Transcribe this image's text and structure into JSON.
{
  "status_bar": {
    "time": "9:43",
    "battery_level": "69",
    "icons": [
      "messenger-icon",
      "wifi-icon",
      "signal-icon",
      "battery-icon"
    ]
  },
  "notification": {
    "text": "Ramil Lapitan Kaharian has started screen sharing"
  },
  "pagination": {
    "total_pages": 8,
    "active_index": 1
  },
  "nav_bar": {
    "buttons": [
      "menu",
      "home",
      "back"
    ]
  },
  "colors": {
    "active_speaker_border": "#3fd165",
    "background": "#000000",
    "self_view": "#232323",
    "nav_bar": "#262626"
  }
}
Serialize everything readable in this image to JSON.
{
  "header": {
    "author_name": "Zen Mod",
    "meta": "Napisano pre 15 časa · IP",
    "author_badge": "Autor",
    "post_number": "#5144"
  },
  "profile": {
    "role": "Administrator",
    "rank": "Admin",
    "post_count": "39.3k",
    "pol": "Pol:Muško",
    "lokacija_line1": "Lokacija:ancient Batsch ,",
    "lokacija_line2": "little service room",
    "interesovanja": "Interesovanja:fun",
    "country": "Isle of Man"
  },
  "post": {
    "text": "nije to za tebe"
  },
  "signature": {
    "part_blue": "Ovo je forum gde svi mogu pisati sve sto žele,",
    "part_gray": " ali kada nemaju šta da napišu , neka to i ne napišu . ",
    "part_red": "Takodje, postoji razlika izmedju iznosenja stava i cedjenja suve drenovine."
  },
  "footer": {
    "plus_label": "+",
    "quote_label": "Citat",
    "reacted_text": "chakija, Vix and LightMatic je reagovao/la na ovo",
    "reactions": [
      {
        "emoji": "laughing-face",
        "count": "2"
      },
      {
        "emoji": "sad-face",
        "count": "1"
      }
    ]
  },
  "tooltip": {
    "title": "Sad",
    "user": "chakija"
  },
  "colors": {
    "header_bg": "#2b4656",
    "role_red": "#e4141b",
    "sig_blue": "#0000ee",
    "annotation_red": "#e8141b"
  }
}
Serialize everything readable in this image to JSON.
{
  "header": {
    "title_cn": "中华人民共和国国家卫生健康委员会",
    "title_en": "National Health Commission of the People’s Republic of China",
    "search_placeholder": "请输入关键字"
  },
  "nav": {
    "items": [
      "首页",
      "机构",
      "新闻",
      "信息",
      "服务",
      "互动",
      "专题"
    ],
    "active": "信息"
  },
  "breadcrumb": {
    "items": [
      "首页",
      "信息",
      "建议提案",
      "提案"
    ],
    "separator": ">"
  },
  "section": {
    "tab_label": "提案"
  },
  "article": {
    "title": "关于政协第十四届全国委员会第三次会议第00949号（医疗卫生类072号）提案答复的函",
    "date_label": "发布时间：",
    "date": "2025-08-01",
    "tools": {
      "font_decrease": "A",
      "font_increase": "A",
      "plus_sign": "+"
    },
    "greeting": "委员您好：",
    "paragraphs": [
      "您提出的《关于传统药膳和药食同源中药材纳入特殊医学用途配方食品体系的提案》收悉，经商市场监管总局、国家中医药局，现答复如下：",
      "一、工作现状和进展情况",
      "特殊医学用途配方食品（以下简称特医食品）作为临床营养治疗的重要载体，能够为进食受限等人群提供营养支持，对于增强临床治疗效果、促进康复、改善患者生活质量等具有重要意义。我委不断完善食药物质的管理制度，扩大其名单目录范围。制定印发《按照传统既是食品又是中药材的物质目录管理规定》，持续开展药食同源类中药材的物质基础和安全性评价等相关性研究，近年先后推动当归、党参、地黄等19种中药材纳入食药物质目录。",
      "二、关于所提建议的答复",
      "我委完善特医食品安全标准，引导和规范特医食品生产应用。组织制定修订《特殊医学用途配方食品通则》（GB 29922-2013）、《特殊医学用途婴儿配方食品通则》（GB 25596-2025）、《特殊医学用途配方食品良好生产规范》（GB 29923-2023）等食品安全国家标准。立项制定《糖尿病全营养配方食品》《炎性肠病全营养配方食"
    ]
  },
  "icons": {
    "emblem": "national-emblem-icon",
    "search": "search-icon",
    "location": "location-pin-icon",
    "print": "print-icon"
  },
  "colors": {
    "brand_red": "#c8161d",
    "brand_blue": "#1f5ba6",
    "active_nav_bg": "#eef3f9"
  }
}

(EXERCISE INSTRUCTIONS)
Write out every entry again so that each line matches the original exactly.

(OUTPUT OF THE TASK)
Transcribe this image's text and structure into JSON.
{
  "status_bar": {
    "time": "9:43",
    "battery_level": "69",
    "icons": [
      "messenger-icon",
      "wifi-icon",
      "signal-icon",
      "battery-icon"
    ]
  },
  "notification": {
    "text": "Ramil Lapitan Kaharian has started screen sharing"
  },
  "pagination": {
    "total_pages": 8,
    "active_index": 1
  },
  "nav_bar": {
    "buttons": [
      "menu",
      "home",
      "back"
    ]
  },
  "colors": {
    "active_speaker_border": "#3fd165",
    "background": "#000000",
    "self_view": "#232323",
    "nav_bar": "#262626"
  }
}
Serialize everything readable in this image to JSON.
{
  "header": {
    "author_name": "Zen Mod",
    "meta": "Napisano pre 15 časa · IP",
    "author_badge": "Autor",
    "post_number": "#5144"
  },
  "profile": {
    "role": "Administrator",
    "rank": "Admin",
    "post_count": "39.3k",
    "pol": "Pol:Muško",
    "lokacija_line1": "Lokacija:ancient Batsch ,",
    "lokacija_line2": "little service room",
    "interesovanja": "Interesovanja:fun",
    "country": "Isle of Man"
  },
  "post": {
    "text": "nije to za tebe"
  },
  "signature": {
    "part_blue": "Ovo je forum gde svi mogu pisati sve sto žele,",
    "part_gray": " ali kada nemaju šta da napišu , neka to i ne napišu . ",
    "part_red": "Takodje, postoji razlika izmedju iznosenja stava i cedjenja suve drenovine."
  },
  "footer": {
    "plus_label": "+",
    "quote_label": "Citat",
    "reacted_text": "chakija, Vix and LightMatic je reagovao/la na ovo",
    "reactions": [
      {
        "emoji": "laughing-face",
        "count": "2"
      },
      {
        "emoji": "sad-face",
        "count": "1"
      }
    ]
  },
  "tooltip": {
    "title": "Sad",
    "user": "chakija"
  },
  "colors": {
    "header_bg": "#2b4656",
    "role_red": "#e4141b",
    "sig_blue": "#0000ee",
    "annotation_red": "#e8141b"
  }
}
Serialize everything readable in this image to JSON.
{
  "header": {
    "title_cn": "中华人民共和国国家卫生健康委员会",
    "title_en": "National Health Commission of the People’s Republic of China",
    "search_placeholder": "请输入关键字"
  },
  "nav": {
    "items": [
      "首页",
      "机构",
      "新闻",
      "信息",
      "服务",
      "互动",
      "专题"
    ],
    "active": "信息"
  },
  "breadcrumb": {
    "items": [
      "首页",
      "信息",
      "建议提案",
      "提案"
    ],
    "separator": ">"
  },
  "section": {
    "tab_label": "提案"
  },
  "article": {
    "title": "关于政协第十四届全国委员会第三次会议第00949号（医疗卫生类072号）提案答复的函",
    "date_label": "发布时间：",
    "date": "2025-08-01",
    "tools": {
      "font_decrease": "A",
      "font_increase": "A",
      "plus_sign": "+"
    },
    "greeting": "委员您好：",
    "paragraphs": [
      "您提出的《关于传统药膳和药食同源中药材纳入特殊医学用途配方食品体系的提案》收悉，经商市场监管总局、国家中医药局，现答复如下：",
      "一、工作现状和进展情况",
      "特殊医学用途配方食品（以下简称特医食品）作为临床营养治疗的重要载体，能够为进食受限等人群提供营养支持，对于增强临床治疗效果、促进康复、改善患者生活质量等具有重要意义。我委不断完善食药物质的管理制度，扩大其名单目录范围。制定印发《按照传统既是食品又是中药材的物质目录管理规定》，持续开展药食同源类中药材的物质基础和安全性评价等相关性研究，近年先后推动当归、党参、地黄等19种中药材纳入食药物质目录。",
      "二、关于所提建议的答复",
      "我委完善特医食品安全标准，引导和规范特医食品生产应用。组织制定修订《特殊医学用途配方食品通则》（GB 29922-2013）、《特殊医学用途婴儿配方食品通则》（GB 25596-2025）、《特殊医学用途配方食品良好生产规范》（GB 29923-2023）等食品安全国家标准。立项制定《糖尿病全营养配方食品》《炎性肠病全营养配方食"
    ]
  },
  "icons": {
    "emblem": "national-emblem-icon",
    "search": "search-icon",
    "location": "location-pin-icon",
    "print": "print-icon"
  },
  "colors": {
    "brand_red": "#c8161d",
    "brand_blue": "#1f5ba6",
    "active_nav_bg": "#eef3f9"
  }
}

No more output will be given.